CLIMATE Armenia temperatures can vary considerably between seasons. The weather changes according to the great variety of geographic terrain. While it may be sunny and hot in the Ararat valley, 60 kilometers away in Sevan it may be cold and rainy, and snowing in the upper regions of Aragats. Common July temperatures range between Ararat Valley highs of 25-30° C (77-86° F) to middle mountain regions summer highs of 18-20° C (64-68° F). The summer is generally pleasant reaching 25°C, though in the Ararat valley temperatures can climb to 40°C.

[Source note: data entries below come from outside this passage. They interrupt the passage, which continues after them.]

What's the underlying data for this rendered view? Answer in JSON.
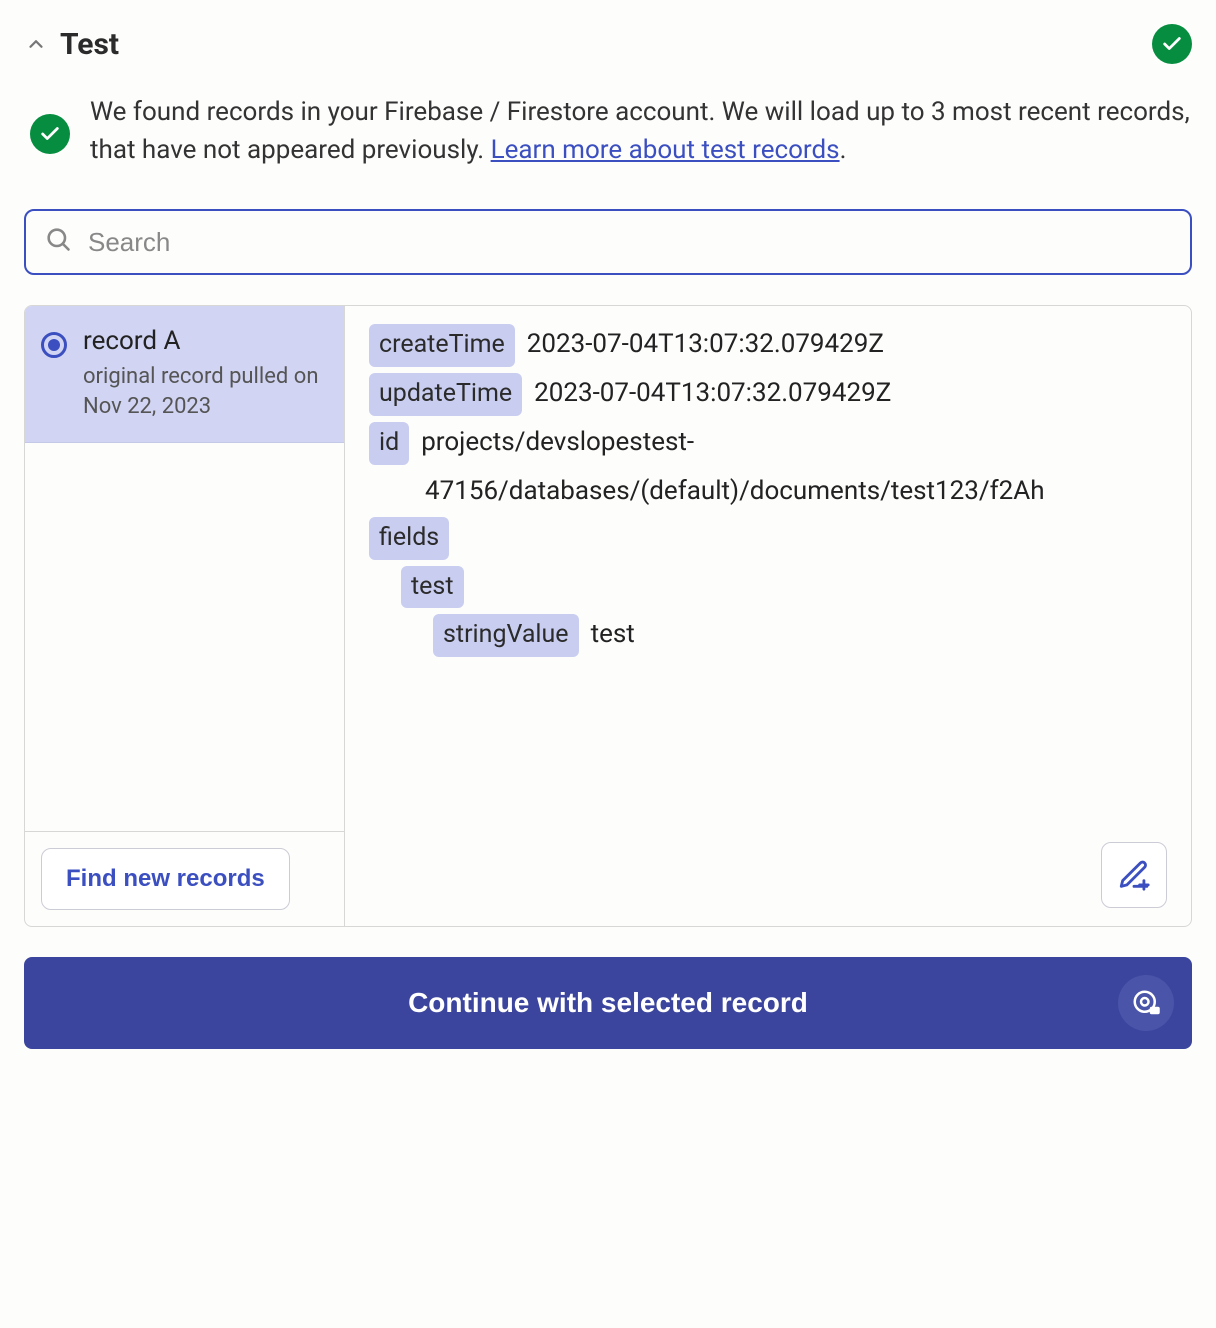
{
  "header": {
    "title": "Test"
  },
  "message": {
    "text_before_link": "We found records in your Firebase / Firestore account. We will load up to 3 most recent records, that have not appeared previously. ",
    "link_text": "Learn more about test records",
    "text_after_link": "."
  },
  "search": {
    "placeholder": "Search"
  },
  "records": [
    {
      "label": "record A",
      "subtitle": "original record pulled on Nov 22, 2023",
      "selected": true
    }
  ],
  "actions": {
    "find_new": "Find new records",
    "continue": "Continue with selected record"
  },
  "detail": {
    "createTime": {
      "key": "createTime",
      "value": "2023-07-04T13:07:32.079429Z"
    },
    "updateTime": {
      "key": "updateTime",
      "value": "2023-07-04T13:07:32.079429Z"
    },
    "id": {
      "key": "id",
      "value_line1": "projects/devslopestest-",
      "value_line2": "47156/databases/(default)/documents/test123/f2Ah"
    },
    "fields": {
      "key": "fields"
    },
    "test": {
      "key": "test"
    },
    "stringValue": {
      "key": "stringValue",
      "value": "test"
    }
  }
}
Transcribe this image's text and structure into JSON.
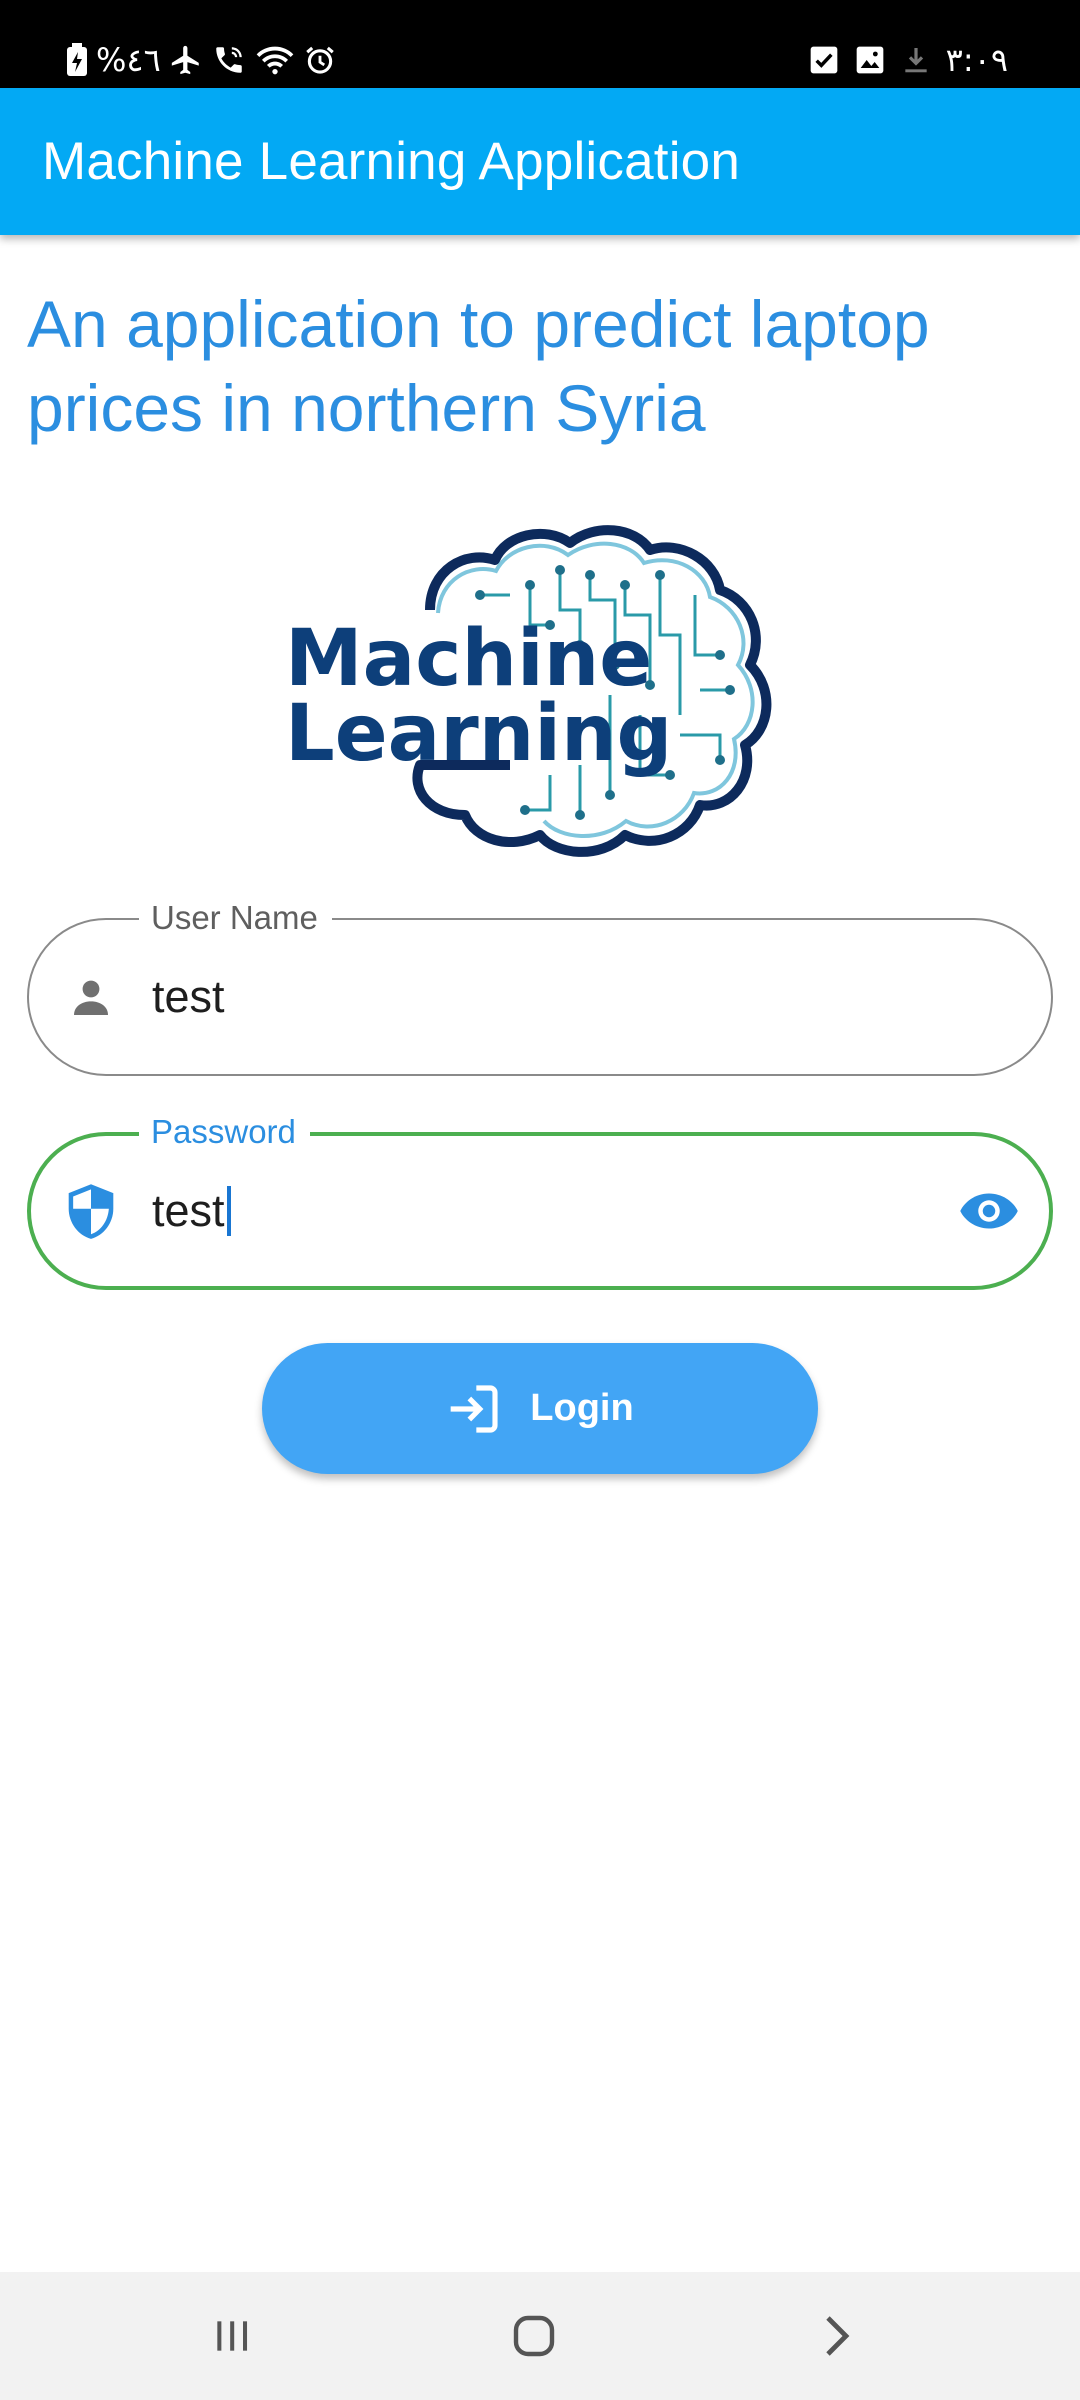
{
  "status_bar": {
    "battery_percent": "%٤٦",
    "time": "٣:٠٩",
    "left_icons": [
      "battery-charging-icon",
      "airplane-icon",
      "wifi-calling-icon",
      "wifi-icon",
      "alarm-icon"
    ],
    "right_icons": [
      "checkbox-notification-icon",
      "image-notification-icon",
      "download-notification-icon"
    ]
  },
  "app_bar": {
    "title": "Machine Learning Application",
    "color": "#03a9f4"
  },
  "intro": {
    "heading": "An application to predict laptop prices in northern Syria",
    "color": "#2b8ee0"
  },
  "logo": {
    "line1": "Machine",
    "line2": "Learning"
  },
  "form": {
    "username": {
      "label": "User Name",
      "value": "test",
      "icon": "person-icon"
    },
    "password": {
      "label": "Password",
      "value": "test",
      "icon": "shield-icon",
      "toggle_icon": "eye-icon",
      "focused": true,
      "border_color": "#4caf50"
    },
    "login": {
      "label": "Login",
      "icon": "login-icon",
      "color": "#42a5f5"
    }
  },
  "nav_bar": {
    "buttons": [
      "recent-apps-icon",
      "home-icon",
      "back-icon"
    ]
  }
}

BEWARE The current advice is against all but essential travel in the area of the closed border between Armenia and Azerbaijan, particularly in the Tavush and Gegharkunik regions. The FCO advise against all travel on the road between Ijevan and Noyemberyan, which passes close to the border. In April and June 2012, there were reports of ceasefire violations along the Armenia-Azerbaijan border which resulted in a number of deaths and casualties.